(Data records for software interfaces)
========

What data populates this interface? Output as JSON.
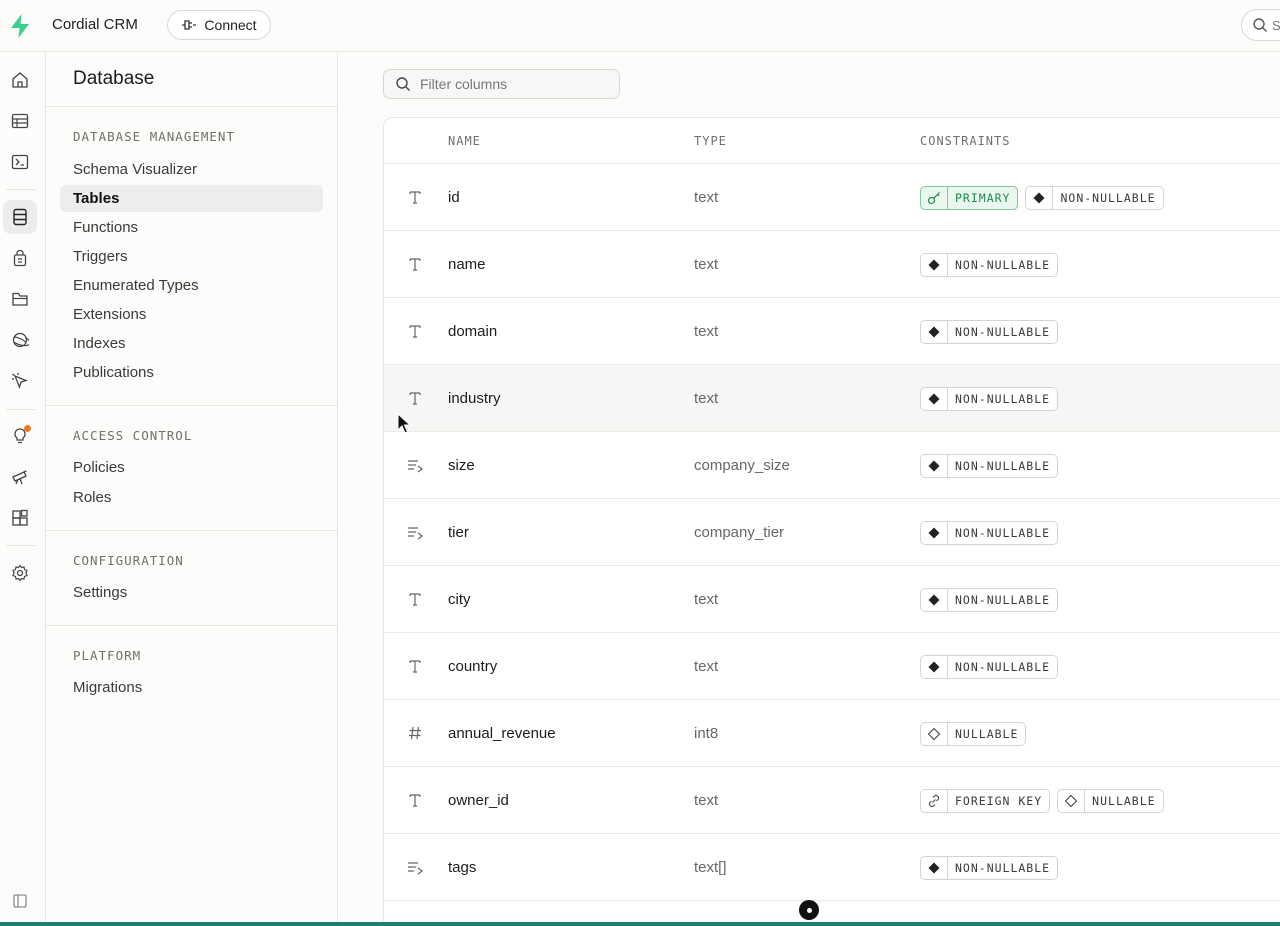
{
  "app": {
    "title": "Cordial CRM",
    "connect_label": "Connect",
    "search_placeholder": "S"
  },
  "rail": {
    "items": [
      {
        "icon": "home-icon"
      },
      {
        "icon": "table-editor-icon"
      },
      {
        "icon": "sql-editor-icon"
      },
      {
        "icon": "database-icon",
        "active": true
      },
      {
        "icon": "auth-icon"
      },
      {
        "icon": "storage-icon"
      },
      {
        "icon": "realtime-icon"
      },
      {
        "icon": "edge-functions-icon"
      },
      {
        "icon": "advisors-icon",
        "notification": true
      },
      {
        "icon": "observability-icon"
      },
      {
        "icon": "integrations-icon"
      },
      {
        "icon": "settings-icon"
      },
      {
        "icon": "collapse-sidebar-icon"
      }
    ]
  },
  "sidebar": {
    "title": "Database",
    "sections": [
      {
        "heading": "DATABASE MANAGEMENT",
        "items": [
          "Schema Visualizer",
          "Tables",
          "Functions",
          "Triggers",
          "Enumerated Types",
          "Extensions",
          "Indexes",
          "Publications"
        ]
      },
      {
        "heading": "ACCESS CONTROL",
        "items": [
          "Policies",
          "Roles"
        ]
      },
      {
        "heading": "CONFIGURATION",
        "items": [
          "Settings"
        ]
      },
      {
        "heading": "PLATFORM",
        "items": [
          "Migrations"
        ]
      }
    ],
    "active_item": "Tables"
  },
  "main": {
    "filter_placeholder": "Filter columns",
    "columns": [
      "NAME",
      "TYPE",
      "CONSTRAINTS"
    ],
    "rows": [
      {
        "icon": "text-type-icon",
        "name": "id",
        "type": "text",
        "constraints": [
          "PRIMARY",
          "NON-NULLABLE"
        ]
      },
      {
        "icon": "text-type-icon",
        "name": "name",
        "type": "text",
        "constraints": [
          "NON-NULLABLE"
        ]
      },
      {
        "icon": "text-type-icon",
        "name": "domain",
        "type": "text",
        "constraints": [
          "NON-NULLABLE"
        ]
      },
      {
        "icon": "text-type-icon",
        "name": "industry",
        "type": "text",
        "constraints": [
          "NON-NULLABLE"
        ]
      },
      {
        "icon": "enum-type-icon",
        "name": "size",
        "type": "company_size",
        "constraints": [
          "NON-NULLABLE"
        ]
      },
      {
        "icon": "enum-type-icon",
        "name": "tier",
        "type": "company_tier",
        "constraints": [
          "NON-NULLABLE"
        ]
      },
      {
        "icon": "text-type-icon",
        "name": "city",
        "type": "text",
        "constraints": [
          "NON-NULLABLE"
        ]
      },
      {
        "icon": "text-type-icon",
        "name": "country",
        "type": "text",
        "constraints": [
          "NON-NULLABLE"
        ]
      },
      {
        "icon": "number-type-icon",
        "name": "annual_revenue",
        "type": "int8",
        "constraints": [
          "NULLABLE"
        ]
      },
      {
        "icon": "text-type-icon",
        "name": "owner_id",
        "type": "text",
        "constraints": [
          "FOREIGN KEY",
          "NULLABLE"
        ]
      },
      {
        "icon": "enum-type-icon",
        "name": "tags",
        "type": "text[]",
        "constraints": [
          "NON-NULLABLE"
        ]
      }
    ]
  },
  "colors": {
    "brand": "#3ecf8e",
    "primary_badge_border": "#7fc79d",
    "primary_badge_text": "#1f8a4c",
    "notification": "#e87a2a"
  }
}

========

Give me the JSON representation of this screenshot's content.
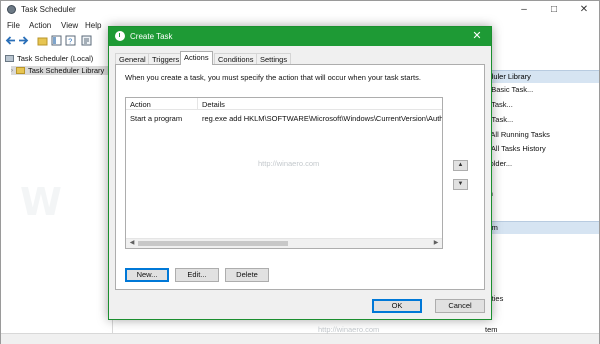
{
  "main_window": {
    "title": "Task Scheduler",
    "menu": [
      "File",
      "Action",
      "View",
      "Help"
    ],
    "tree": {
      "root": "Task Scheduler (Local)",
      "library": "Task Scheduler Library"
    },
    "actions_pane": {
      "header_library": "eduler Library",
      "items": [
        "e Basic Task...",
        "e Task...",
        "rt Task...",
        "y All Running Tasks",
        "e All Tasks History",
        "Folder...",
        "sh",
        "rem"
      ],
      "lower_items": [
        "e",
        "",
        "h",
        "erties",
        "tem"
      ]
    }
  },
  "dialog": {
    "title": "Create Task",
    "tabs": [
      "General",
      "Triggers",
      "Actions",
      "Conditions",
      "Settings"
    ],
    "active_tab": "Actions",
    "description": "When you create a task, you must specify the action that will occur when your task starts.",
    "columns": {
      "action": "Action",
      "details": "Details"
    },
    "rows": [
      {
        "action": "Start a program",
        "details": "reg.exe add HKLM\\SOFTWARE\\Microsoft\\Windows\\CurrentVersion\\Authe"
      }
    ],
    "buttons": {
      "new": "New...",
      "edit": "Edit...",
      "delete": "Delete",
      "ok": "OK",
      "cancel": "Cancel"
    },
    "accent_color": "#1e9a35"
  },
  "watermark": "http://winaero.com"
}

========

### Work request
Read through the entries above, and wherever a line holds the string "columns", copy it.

### Output
    "filter_placeholder": "Filter columns",
    "columns": [
    "columns": {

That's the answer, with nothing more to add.